◆ **Work order**: When a line in the material contains the word "error", copy it.

◆ **Exercise data**:
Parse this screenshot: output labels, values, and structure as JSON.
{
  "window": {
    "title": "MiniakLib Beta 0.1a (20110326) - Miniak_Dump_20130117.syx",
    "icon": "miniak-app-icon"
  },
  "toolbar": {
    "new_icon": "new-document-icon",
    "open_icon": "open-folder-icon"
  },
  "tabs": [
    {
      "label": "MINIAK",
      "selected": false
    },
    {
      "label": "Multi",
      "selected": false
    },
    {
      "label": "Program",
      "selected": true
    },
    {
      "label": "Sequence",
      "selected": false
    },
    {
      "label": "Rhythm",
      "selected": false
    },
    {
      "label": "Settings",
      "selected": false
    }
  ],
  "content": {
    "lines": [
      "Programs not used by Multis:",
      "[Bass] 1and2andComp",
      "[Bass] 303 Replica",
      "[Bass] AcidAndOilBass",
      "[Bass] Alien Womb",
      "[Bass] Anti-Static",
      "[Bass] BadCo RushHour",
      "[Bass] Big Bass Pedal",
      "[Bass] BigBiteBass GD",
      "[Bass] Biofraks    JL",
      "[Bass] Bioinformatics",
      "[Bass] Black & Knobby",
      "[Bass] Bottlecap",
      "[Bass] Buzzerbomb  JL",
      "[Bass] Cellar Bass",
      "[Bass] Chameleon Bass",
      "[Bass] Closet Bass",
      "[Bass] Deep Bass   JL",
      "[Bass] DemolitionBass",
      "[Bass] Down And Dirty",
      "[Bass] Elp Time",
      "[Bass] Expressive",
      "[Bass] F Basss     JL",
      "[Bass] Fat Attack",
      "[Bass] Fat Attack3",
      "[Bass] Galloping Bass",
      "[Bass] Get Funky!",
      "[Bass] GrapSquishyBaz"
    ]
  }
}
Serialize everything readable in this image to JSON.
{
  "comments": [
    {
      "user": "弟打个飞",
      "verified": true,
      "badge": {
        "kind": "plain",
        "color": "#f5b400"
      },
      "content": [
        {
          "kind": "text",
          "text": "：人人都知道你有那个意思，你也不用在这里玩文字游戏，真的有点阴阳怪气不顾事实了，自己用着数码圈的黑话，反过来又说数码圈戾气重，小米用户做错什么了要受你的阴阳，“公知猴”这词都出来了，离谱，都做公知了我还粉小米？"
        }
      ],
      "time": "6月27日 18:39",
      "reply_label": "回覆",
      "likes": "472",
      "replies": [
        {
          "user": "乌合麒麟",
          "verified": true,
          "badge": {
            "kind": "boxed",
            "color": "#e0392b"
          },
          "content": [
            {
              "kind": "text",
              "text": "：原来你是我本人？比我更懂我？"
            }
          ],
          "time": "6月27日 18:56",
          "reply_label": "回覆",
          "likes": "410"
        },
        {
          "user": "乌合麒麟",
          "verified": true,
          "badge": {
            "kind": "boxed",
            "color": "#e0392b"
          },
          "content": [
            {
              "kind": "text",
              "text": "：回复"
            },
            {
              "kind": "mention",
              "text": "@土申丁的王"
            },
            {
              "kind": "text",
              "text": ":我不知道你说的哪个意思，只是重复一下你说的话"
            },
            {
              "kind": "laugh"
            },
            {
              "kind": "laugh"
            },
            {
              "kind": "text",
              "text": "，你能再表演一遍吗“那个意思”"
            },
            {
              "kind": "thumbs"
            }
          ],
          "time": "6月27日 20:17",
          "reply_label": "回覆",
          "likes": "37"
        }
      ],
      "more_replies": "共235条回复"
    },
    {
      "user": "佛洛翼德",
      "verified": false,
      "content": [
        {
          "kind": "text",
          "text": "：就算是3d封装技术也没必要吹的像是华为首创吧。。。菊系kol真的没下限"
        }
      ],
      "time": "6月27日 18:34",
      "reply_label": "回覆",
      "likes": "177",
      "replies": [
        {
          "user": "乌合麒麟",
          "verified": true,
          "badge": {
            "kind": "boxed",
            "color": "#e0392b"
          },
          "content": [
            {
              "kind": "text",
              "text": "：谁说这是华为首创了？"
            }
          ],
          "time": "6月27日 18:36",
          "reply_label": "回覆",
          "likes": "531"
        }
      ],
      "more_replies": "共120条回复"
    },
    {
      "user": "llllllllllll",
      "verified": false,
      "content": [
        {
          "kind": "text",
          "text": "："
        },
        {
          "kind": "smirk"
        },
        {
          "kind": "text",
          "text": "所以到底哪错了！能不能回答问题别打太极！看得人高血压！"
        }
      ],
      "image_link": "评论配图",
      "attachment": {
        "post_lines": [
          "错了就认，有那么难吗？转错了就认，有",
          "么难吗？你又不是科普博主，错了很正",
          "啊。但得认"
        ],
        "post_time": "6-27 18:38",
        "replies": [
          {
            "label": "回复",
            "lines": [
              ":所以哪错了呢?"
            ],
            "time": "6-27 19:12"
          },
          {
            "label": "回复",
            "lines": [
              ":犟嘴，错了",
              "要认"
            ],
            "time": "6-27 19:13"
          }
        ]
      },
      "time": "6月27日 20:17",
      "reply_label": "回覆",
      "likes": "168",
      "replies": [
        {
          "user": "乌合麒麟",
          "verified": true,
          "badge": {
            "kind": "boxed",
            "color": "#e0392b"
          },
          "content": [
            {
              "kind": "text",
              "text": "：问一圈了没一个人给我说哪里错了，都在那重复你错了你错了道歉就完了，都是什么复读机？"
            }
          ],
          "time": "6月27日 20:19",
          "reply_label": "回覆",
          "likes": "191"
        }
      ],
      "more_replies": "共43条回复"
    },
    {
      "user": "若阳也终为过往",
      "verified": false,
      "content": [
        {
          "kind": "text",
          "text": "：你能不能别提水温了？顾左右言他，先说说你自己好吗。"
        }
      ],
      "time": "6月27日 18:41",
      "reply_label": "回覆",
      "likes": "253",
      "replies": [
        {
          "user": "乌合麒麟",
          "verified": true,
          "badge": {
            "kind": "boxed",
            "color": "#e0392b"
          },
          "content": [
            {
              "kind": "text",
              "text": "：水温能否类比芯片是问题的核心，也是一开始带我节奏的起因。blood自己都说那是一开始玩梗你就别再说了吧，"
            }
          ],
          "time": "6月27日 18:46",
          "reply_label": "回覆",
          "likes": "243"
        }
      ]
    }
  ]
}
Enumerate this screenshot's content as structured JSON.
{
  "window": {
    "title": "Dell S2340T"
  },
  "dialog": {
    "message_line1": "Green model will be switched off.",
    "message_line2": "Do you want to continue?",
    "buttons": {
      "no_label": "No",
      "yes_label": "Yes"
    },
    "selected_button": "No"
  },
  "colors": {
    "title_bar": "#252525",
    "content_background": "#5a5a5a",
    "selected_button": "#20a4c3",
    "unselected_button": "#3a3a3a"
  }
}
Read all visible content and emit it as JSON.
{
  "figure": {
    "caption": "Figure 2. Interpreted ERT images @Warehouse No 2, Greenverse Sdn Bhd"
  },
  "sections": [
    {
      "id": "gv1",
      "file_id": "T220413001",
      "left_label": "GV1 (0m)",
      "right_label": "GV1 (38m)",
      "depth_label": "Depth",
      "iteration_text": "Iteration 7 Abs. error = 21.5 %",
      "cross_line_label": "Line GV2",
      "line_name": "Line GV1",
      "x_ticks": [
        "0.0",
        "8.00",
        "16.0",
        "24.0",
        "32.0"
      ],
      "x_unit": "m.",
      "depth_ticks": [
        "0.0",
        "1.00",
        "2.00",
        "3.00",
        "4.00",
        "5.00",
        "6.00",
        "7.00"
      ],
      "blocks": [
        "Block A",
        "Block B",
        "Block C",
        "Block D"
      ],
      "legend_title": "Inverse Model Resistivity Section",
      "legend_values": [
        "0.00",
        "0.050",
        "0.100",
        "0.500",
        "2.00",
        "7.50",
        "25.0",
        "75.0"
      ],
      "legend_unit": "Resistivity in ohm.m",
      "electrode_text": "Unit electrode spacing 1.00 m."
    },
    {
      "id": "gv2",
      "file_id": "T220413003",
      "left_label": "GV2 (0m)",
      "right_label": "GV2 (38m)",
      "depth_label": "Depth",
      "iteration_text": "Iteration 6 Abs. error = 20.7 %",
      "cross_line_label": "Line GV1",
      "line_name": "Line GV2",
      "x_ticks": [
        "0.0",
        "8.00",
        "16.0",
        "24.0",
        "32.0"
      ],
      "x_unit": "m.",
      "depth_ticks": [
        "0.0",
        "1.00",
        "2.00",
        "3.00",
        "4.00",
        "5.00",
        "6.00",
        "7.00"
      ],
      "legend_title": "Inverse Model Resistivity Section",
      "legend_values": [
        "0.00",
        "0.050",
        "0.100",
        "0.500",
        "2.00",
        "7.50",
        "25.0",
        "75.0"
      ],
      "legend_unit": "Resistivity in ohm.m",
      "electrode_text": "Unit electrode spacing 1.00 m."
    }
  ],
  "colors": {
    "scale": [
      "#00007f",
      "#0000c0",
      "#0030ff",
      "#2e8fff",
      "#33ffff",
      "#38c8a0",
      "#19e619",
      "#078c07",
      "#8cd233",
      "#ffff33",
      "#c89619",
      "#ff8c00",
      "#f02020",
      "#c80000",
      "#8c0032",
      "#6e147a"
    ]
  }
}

◆ **Exercise answer**:
      "iteration_text": "Iteration 7 Abs. error = 21.5 %",
      "iteration_text": "Iteration 6 Abs. error = 20.7 %",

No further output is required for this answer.